KG Urban Enters., LLC v. Patrick

The federal Indian Gaming Regulatory Act (IGRA), 25 U.S.C. 2701-2721, establishes a cooperative federal-state-tribal regime for regulating gaming by federally recognized Indian tribes on Indian lands. The Massachusetts Gaming Act, Mass. Gen. Laws ch. 23K, sect. 3(a), establishes a licensing scheme and other standards for gaming. KG, a potential applicant for a gaming license, argued that the state Act provides unauthorized preferences to Indian tribes and on that basis treats the southeast section of the state differently, and this constitutes a classification on the basis of race in violation of the Equal Protection Clause and is inconsistent with congressional intent in the federal Indian gaming statute.

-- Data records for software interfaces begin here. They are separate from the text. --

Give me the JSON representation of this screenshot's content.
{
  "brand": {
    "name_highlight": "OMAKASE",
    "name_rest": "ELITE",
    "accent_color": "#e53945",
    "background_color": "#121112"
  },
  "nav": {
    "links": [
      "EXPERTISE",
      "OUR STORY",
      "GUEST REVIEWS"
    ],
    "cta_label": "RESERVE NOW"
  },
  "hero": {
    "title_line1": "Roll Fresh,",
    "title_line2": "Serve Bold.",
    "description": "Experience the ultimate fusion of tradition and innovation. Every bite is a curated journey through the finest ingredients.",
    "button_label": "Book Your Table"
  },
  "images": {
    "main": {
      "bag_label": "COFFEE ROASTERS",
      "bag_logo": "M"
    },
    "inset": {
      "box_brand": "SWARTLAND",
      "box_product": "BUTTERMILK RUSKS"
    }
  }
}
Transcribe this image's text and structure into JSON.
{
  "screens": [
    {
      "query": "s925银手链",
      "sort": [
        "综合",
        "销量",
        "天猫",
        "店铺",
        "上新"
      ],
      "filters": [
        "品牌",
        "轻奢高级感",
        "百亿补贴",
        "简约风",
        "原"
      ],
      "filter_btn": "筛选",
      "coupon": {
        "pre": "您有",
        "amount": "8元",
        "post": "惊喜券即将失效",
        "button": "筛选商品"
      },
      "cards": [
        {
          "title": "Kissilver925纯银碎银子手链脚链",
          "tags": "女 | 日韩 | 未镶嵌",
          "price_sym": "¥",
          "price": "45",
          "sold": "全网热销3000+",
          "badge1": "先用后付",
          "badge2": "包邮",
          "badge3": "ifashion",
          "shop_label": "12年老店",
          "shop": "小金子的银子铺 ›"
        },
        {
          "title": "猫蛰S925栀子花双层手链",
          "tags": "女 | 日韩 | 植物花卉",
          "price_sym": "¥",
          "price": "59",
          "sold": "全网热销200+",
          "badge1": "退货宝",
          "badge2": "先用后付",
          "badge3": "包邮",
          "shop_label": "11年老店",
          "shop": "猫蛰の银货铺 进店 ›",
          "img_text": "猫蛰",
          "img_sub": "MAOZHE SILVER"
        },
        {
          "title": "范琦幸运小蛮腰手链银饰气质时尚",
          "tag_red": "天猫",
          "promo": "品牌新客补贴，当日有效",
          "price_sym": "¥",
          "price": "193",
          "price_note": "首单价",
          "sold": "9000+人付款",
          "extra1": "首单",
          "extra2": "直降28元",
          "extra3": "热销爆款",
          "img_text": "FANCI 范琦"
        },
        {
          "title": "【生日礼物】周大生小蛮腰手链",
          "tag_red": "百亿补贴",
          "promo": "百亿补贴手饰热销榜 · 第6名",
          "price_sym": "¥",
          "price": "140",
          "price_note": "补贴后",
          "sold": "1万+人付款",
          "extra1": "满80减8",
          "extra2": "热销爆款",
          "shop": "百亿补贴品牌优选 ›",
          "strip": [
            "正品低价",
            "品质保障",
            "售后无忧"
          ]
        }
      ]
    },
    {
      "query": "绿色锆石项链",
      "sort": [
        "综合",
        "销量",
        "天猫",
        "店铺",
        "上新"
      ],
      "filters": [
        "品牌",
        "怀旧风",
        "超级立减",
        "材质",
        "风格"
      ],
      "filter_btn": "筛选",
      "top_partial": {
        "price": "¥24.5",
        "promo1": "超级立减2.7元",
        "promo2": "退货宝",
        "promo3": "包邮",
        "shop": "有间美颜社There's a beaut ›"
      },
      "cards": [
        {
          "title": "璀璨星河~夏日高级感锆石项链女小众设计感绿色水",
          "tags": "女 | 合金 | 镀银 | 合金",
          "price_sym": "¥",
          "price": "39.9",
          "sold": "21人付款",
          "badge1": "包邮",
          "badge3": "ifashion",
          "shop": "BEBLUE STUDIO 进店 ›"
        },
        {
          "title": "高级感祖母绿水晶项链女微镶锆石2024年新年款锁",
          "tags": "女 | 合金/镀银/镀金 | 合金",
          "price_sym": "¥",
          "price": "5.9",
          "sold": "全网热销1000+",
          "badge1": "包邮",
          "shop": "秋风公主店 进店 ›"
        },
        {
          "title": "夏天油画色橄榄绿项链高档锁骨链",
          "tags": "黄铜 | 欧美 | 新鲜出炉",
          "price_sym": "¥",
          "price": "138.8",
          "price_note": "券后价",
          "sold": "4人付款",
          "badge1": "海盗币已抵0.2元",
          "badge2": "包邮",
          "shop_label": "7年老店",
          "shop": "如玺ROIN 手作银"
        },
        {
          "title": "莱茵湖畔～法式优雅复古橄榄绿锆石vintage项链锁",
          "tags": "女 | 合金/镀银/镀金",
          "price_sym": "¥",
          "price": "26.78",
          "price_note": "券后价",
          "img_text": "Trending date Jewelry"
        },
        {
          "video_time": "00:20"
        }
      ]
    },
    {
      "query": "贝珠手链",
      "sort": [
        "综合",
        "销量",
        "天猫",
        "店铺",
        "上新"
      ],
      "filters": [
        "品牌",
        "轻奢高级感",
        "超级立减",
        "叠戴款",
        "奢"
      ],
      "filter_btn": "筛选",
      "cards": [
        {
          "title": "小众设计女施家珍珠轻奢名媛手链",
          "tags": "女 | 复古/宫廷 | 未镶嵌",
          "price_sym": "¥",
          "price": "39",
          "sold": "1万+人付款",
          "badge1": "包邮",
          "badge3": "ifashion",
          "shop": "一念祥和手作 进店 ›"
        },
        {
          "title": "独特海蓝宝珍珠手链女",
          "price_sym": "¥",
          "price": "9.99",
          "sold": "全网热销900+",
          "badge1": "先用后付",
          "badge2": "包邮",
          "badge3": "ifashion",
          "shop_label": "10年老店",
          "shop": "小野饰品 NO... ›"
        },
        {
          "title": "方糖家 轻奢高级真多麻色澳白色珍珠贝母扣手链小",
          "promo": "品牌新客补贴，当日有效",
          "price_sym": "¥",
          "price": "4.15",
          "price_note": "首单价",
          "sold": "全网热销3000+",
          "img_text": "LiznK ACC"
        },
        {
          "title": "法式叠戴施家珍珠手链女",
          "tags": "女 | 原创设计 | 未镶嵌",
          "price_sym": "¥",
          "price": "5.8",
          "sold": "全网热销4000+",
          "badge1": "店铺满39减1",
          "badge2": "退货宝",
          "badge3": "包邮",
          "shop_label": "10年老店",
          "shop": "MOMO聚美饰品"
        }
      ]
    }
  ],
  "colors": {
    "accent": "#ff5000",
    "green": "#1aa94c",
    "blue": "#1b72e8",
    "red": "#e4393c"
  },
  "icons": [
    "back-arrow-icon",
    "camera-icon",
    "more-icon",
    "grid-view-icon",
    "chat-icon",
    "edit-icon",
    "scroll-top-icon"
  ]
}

The district court dismissed. The First Circuit vacated with respect to the equal protection claim and otherwise affirmed. Whether the tribal provisions are "authorized" by the IGRA such that is subject to only rational basis review is far from clear, presents a difficult question of statutory interpretation, and implicates a practice of the Secretary of the Interior not challenged in this suit. There is apparently no judicial authority addressing the question of whether a state may negotiate a tribal-state compact with a federally recognized tribe that does not presently possess Indian lands. View "KG Urban Enters., LLC v. Patrick" on Justia Law